[/quote]

I definitely agree that you want to push yourself in the gym, but acquiring the ability to stay focused but not psyched up between sets, and to psych up only when necessary, is very useful. This seems to me to be especially true when you’re lifting with low repetitions. I make no claim to be a great lifter, but I’ve found that developing this ability has been crucial to making what gains I’ve made (oly lifting).

You can observe this ability in a lot of the Ironmind training tapes–many of the lifters there will psych up for their competition attempts, but you seldom if ever see them psych up dramatically for training weights, even training weights near their maximum, and they’re always calm or even sometimes relaxed between sets.

Again, JMHO and whatnot.

[quote]Ross Hunt wrote:

I definitely agree that you want to push yourself in the gym, but acquiring the ability to stay focused but not psyched up between sets, and to psych up only when necessary, is very useful. This seems to me to be especially true when you’re lifting with low repetitions. I make no claim to be a great lifter, but I’ve found that developing this ability has been crucial to making what gains I’ve made (oly lifting).
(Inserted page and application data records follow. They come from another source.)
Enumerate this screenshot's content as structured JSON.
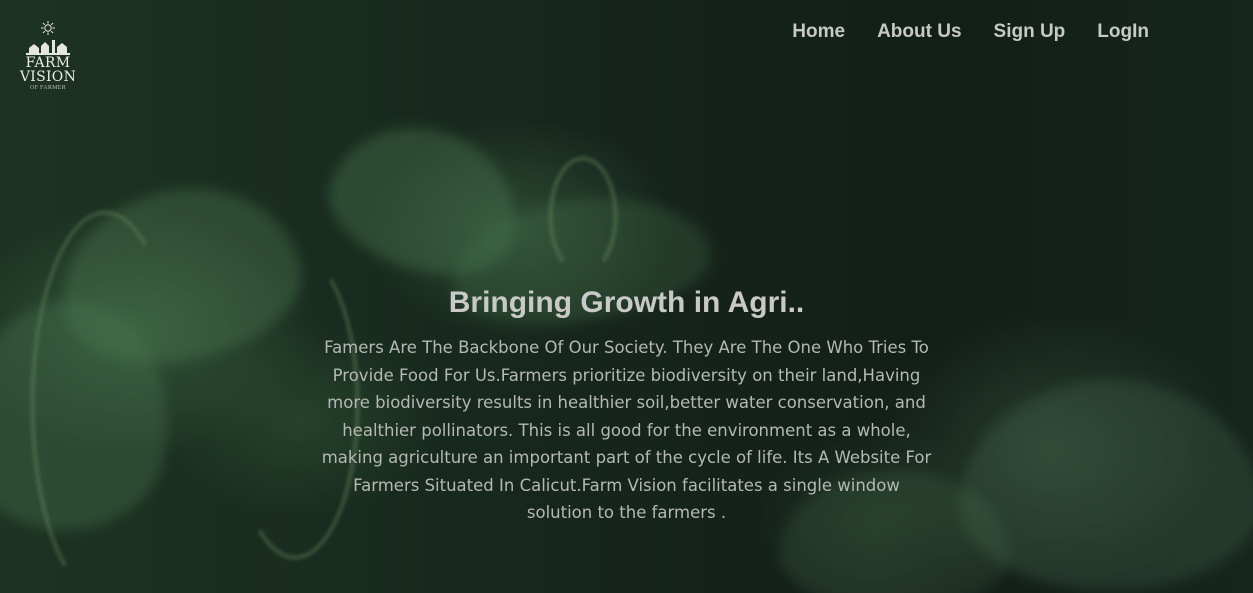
{
  "logo": {
    "icon": "farm-sun-emblem-icon",
    "title_line1": "FARM",
    "title_line2": "VISION",
    "subtitle": "OF FARMER"
  },
  "nav": {
    "items": [
      {
        "label": "Home"
      },
      {
        "label": "About Us"
      },
      {
        "label": "Sign Up"
      },
      {
        "label": "LogIn"
      }
    ]
  },
  "hero": {
    "headline": "Bringing Growth in Agri..",
    "description": "Famers Are The Backbone Of Our Society. They Are The One Who Tries To Provide Food For Us.Farmers prioritize biodiversity on their land,Having more biodiversity results in healthier soil,better water conservation, and healthier pollinators. This is all good for the environment as a whole, making agriculture an important part of the cycle of life. Its A Website For Farmers Situated In Calicut.Farm Vision facilitates a single window solution to the farmers ."
  },
  "colors": {
    "nav_text": "#c7c9c6",
    "headline_text": "#c9cac8",
    "body_text": "#b5b8b4",
    "background_dark": "#15201a",
    "leaf_green": "#6eaa6e"
  }
}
You can observe this ability in a lot of the Ironmind training tapes–many of the lifters there will psych up for their competition attempts, but you seldom if ever see them psych up dramatically for training weights, even training weights near their maximum, and they’re always calm or even sometimes relaxed between sets.

Again, JMHO and whatnot.[/quote]
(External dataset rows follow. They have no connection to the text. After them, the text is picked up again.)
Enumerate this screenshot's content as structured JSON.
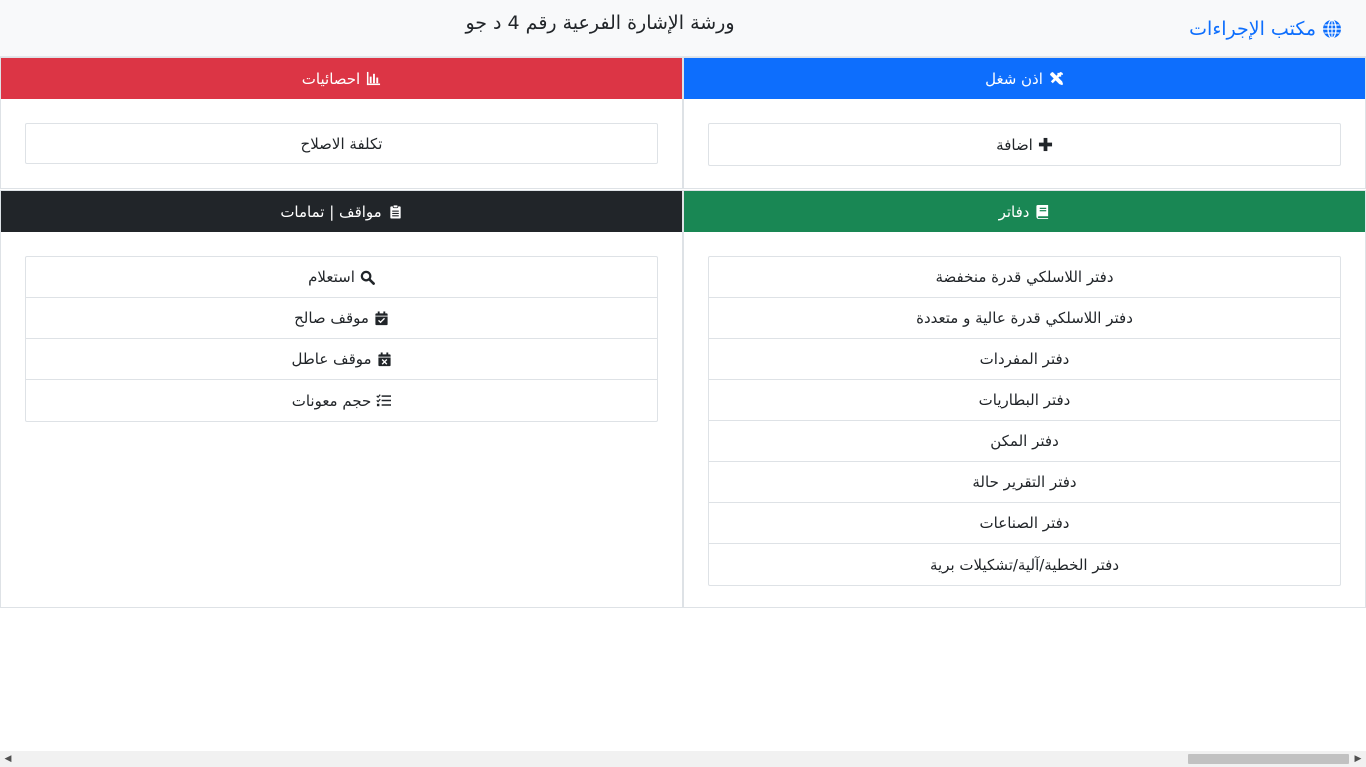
{
  "navbar": {
    "brand_label": "مكتب الإجراءات",
    "brand_icon": "globe-icon",
    "title": "ورشة الإشارة الفرعية رقم 4 د جو"
  },
  "colors": {
    "blue": "#0d6efd",
    "red": "#dc3545",
    "green": "#198754",
    "dark": "#212529",
    "navbar_bg": "#f8f9fa"
  },
  "panels": {
    "work_permit": {
      "title": "اذن شغل",
      "icon": "tools-icon",
      "items": [
        {
          "label": "اضافة",
          "icon": "plus-icon"
        }
      ]
    },
    "statistics": {
      "title": "احصائيات",
      "icon": "chart-icon",
      "items": [
        {
          "label": "تكلفة الاصلاح"
        }
      ]
    },
    "ledgers": {
      "title": "دفاتر",
      "icon": "book-icon",
      "items": [
        {
          "label": "دفتر اللاسلكي قدرة منخفضة"
        },
        {
          "label": "دفتر اللاسلكي قدرة عالية و متعددة"
        },
        {
          "label": "دفتر المفردات"
        },
        {
          "label": "دفتر البطاريات"
        },
        {
          "label": "دفتر المكن"
        },
        {
          "label": "دفتر التقرير حالة"
        },
        {
          "label": "دفتر الصناعات"
        },
        {
          "label": "دفتر الخطية/آلية/تشكيلات برية"
        }
      ]
    },
    "statuses": {
      "title": "مواقف | تمامات",
      "icon": "clipboard-icon",
      "items": [
        {
          "label": "استعلام",
          "icon": "search-icon"
        },
        {
          "label": "موقف صالح",
          "icon": "calendar-check-icon"
        },
        {
          "label": "موقف عاطل",
          "icon": "calendar-x-icon"
        },
        {
          "label": "حجم معونات",
          "icon": "list-check-icon"
        }
      ]
    }
  }
}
I respect that opinion, and I’m not advocating getting psyched up for every set, but my point is that too many people walk through the motions at the gym.

I’m not implying that the OP does this, but I think there is a great value to pushing it hard in the gym.
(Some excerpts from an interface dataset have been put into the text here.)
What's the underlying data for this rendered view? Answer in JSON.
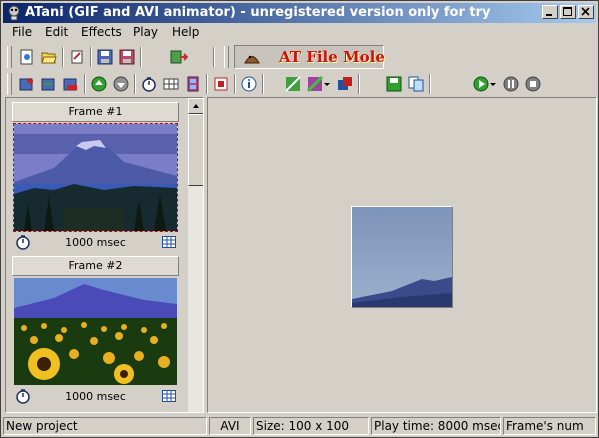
{
  "window": {
    "title": "ATani (GIF and AVI animator) - unregistered version only for try",
    "icon": "app-icon"
  },
  "menu": {
    "items": [
      {
        "label": "File",
        "name": "menu-file"
      },
      {
        "label": "Edit",
        "name": "menu-edit"
      },
      {
        "label": "Effects",
        "name": "menu-effects"
      },
      {
        "label": "Play",
        "name": "menu-play"
      },
      {
        "label": "Help",
        "name": "menu-help"
      }
    ]
  },
  "banner": {
    "text": "AT File Mole"
  },
  "frames": [
    {
      "title": "Frame #1",
      "delay": "1000 msec",
      "selected": true,
      "image": "mountain-lake"
    },
    {
      "title": "Frame #2",
      "delay": "1000 msec",
      "selected": false,
      "image": "sunflowers-mountain"
    }
  ],
  "status": {
    "project": "New project",
    "format": "AVI",
    "size": "Size: 100 x 100",
    "play_time": "Play time: 8000 msec",
    "frames": "Frame's num"
  },
  "colors": {
    "title_start": "#0a246a",
    "title_end": "#a6caf0",
    "face": "#d4d0c8",
    "banner_text": "#d01010"
  }
}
This doesn’t mean whipping out the ammonia caps and beating your chest like an gorilla, but grinding out the extra rep is important if you are looking to bump T-levels.

All to often I see people who look like they’ve spent their entire workout warming up, and I’m still waiting for the actual work out to begin.

Also, I’m not sure if the OP is a power lifter. I know, at least part of the mentality of not getting psyched during training, is to get the extra boost during a competition lift. If he is not a PLer or OLer, then maybe the occasional psyche on a max attempt would be beneficial.

Just my .02 worth.

[quote]Modi wrote:

[Sensible stuff]

[/quote]

Right, I think we’re on the same page. I agree that not psyching up in training is more important for strength athletes, especially because the loads lifted regularly are heavier… psyching through several high-rep sets can be less demanding on the CNS than doing it through multiple heavy singles, even if it hurts a lot more.

[quote]Ross Hunt wrote:
Modi wrote:

[Sensible stuff]

Right, I think we’re on the same page. I agree that not psyching up in training is more important for strength athletes, especially because the loads lifted regularly are heavier… psyching through several high-rep sets can be less demanding on the CNS than doing it through multiple heavy singles, even if it hurts a lot more.[/quote]

Agreed.